= Problem details =
Take every line containing "this" out of the records.

= Exercise material =

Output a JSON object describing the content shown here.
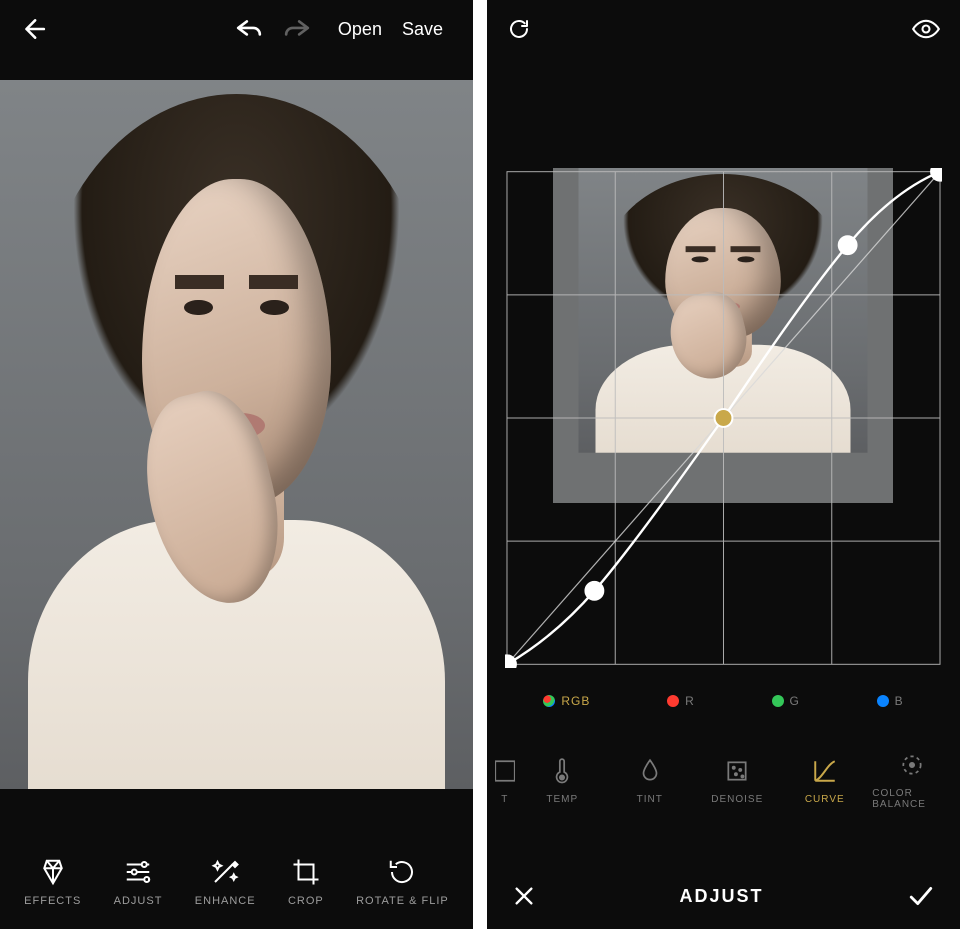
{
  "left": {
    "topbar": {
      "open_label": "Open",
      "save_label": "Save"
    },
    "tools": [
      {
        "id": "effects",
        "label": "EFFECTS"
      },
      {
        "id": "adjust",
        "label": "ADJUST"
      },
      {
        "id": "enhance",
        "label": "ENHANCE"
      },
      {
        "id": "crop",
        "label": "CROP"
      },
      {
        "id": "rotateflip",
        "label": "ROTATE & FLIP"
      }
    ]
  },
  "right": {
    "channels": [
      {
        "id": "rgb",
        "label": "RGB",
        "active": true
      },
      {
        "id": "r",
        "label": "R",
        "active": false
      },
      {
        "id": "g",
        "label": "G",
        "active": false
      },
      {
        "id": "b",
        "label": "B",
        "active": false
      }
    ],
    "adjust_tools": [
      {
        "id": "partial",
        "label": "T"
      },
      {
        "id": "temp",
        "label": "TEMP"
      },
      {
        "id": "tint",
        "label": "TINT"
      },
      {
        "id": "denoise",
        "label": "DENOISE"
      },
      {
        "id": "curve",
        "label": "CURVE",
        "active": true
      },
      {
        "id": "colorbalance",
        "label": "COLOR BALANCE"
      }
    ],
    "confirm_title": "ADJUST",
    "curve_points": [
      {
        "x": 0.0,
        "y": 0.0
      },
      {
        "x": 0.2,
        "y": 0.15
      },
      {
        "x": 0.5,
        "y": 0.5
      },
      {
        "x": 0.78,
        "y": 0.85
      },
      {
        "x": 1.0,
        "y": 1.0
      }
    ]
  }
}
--
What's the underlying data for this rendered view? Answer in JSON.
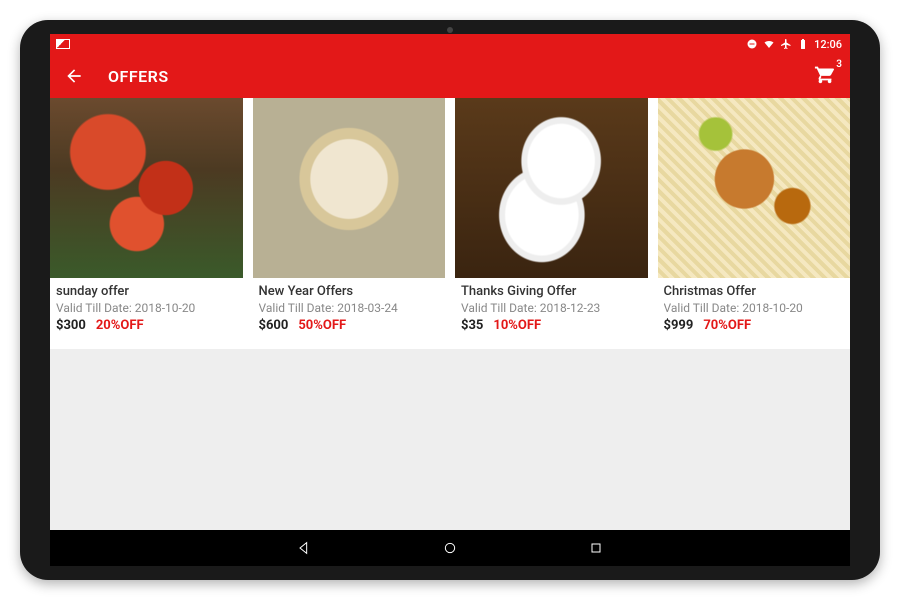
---
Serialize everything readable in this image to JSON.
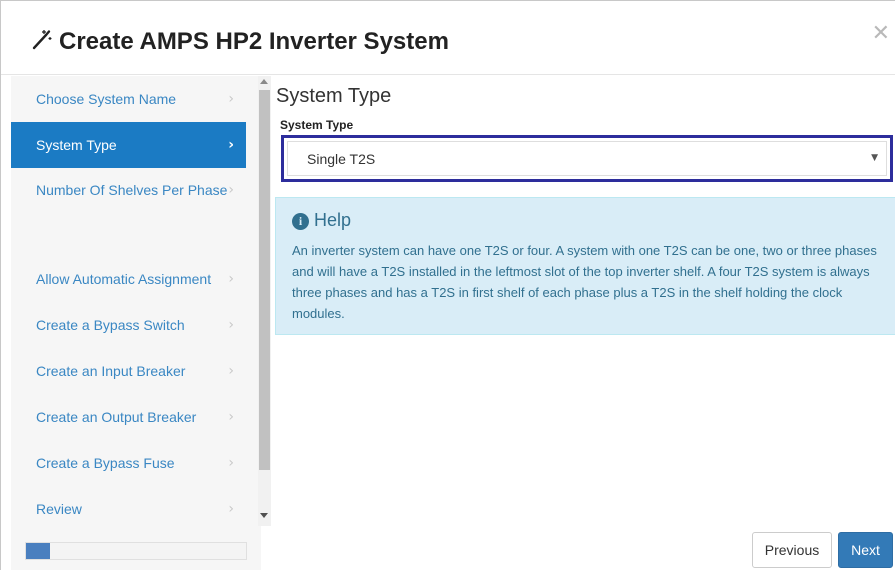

= Final answer =
What's the underlying data for this rendered view? Answer in JSON.
Serialize everything readable in this image to JSON.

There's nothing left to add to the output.